Yellow Ribbon Program Example #2 Example of payments after August 1, 2011: A student, 100% benefit level, is attending a public school for 18 hours (Full Time) for the Spring 2012 term. The institution certifies on the VA Form : $4, for Tuition and Fees $4, Out of State Charges listed in Remarks $8, certified for total cost of term $8, (total cost of term for in-state + out-of-state charges) - $4, Paid by VA towards Tuition and Fees $4, remaining in un-met charges If the school approved and certified $2, in Yellow Ribbon contributions, can VA match that amount?
Yellow Ribbon Program Example #2 Continued Example of payments after August 1, 2011: $4, remaining in un-met charges If the school approved and certified $2, in Yellow Ribbon contributions, can VA match that amount? Answer: No, the VA cannot match $2, Reason: Half of the Un-met charges =$4,500 divided by 2 = $2, Thus, the VA can pay UP TO $2, In this case: the VA will pay $2, for the Yellow Ribbon payment (The institution should only pay $2, for Yellow Ribbon as well)
Certifying Modular Programs Question #1 Question #1 – Should you report tuition and fees per the students ’ billing cycle or can schools report tuition and fees to maximize tuition payout? Answer: Answer: Schools should report tuition and fees based on the submission of each term or modular program.

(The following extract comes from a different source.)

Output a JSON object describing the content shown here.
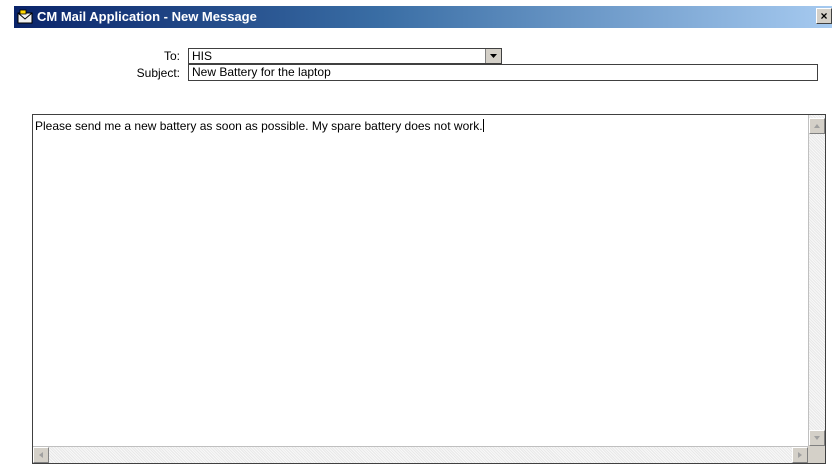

Certifying Modular Programs Scenerio: Scenerio: A student is pursuing a certificate program which cost $20,000 and the program is broken into 5-week terms. The school is actually billing the student $20,000 on the first term. Question #2: Question #2: Should the school report $20,000 on the first term or, divide the total cost of the program by the total number of terms and report the amount from the calculation on each term certified (or whatever formula they use)?

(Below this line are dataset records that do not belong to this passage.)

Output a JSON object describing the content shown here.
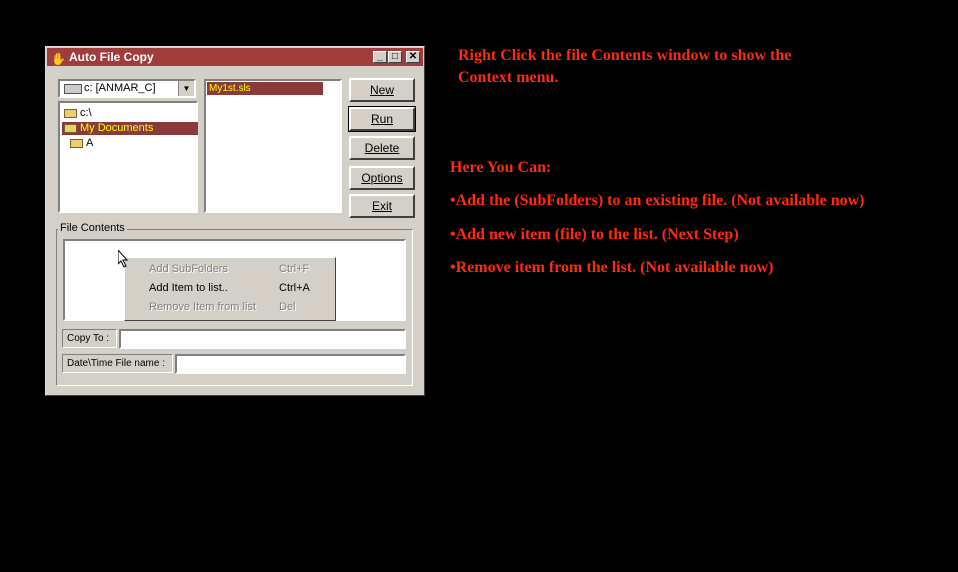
{
  "window": {
    "title": "Auto File Copy",
    "minimize": "_",
    "maximize": "□",
    "close": "✕"
  },
  "drive_select": {
    "value": "c: [ANMAR_C]"
  },
  "folder_tree": [
    {
      "label": "c:\\"
    },
    {
      "label": "My Documents"
    },
    {
      "label": "A"
    }
  ],
  "file_list": [
    {
      "label": "My1st.sls"
    }
  ],
  "buttons": {
    "new": "New",
    "run": "Run",
    "delete": "Delete",
    "options": "Options",
    "exit": "Exit"
  },
  "file_contents": {
    "label": "File Contents"
  },
  "context_menu": {
    "items": [
      {
        "label": "Add SubFolders",
        "shortcut": "Ctrl+F",
        "enabled": false
      },
      {
        "label": "Add Item to list..",
        "shortcut": "Ctrl+A",
        "enabled": true
      },
      {
        "label": "Remove Item from list",
        "shortcut": "Del",
        "enabled": false
      }
    ]
  },
  "copy_to": {
    "label": "Copy To :",
    "value": ""
  },
  "datetime": {
    "label": "Date\\Time File name :",
    "value": ""
  },
  "instructions": {
    "line1": "Right Click the file Contents window to show the",
    "line2": "Context menu.",
    "heading": "Here You Can:",
    "bullets": [
      "•Add the (SubFolders) to an existing file. (Not available now)",
      "•Add new item (file) to the list. (Next Step)",
      "•Remove item from the list. (Not available now)"
    ]
  },
  "colors": {
    "titlebar": "#a03c3c",
    "selection": "#8a3a3a",
    "instruction_text": "#ff2a10"
  }
}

Certifying Modular Programs Answer #2: Answer #2: The school should not report $20,000 on just the first term for the entire program. The school should break-up the tuition and fees and apply them to each modular term.

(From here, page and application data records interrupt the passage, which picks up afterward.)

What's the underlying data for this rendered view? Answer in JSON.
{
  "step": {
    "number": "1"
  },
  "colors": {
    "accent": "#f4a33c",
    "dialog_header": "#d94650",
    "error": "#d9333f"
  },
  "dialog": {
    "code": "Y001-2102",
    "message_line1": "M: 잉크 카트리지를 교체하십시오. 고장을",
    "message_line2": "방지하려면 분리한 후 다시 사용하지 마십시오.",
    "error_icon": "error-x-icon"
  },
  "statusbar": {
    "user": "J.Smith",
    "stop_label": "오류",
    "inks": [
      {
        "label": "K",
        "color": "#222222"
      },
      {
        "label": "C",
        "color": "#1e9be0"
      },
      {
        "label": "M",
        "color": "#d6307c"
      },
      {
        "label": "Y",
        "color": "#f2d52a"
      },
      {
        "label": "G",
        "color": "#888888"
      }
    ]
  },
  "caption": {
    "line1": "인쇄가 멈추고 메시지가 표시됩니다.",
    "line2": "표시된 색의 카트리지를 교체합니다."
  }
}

What Action Creates Debts? Terminations –Student stopped attending or never attended Reductions/Adjustments –Student reduces course load Amendments –Tuition and/or fees changed –Received other tuition and fees based (waivers/scholarships) Incorrect Amount Certified to VA VA Processing Errors –Paid for Wrong Student –Paid more $$$ than certified
Whose Debts Are They? Student Debts –Student withdrew after the first day of the term –Student reduced hours whether the reduction occurred before or during the term –Student changed enrollment (1999b) and school reported a reduction in tuition, fees, and/or Yellow Ribbon due to student action
Whose Debts Are They? School Debts Student never attended classes for which he/she was certified regardless of the reason for non-attendance Student completely withdraws On or BEFORE 1 st day of term School amends tuition and fees (not based on student action) School received duplicate payment or payment for student not attending your school VA issued incorrect payment amount Student died during or before the term
Money Should Be Returned To VA If the Following Exists Student never attended any classes Student completely withdrew ON or BEFORE 1 st day of term School received payment for wrong student School received duplicate payment School reported reduced tuition and/or fees Student died during term VA paid more than certified or obvious erroneous payment was made All other overages in student’s account – follow established school refund policy!
How To Repay VA Return entire ACH by using return Code R31 PayVA at: https://www.pay.va.gov/https://www.pay.va.gov/ Return a paper check from VA to: US Department of the Treasury Financial Management Service P O Box Philadelphia, PA Mail a school check to: US Department of Veterans Affairs Debt Management Center PO Box St. Paul, MN 55111
Contact DMC directly inquiries may be directed to: Toll free number: fax
292929References GI Bill Website (www.gibill.va.gov) GI Bill Hotline: GIBILL-1 »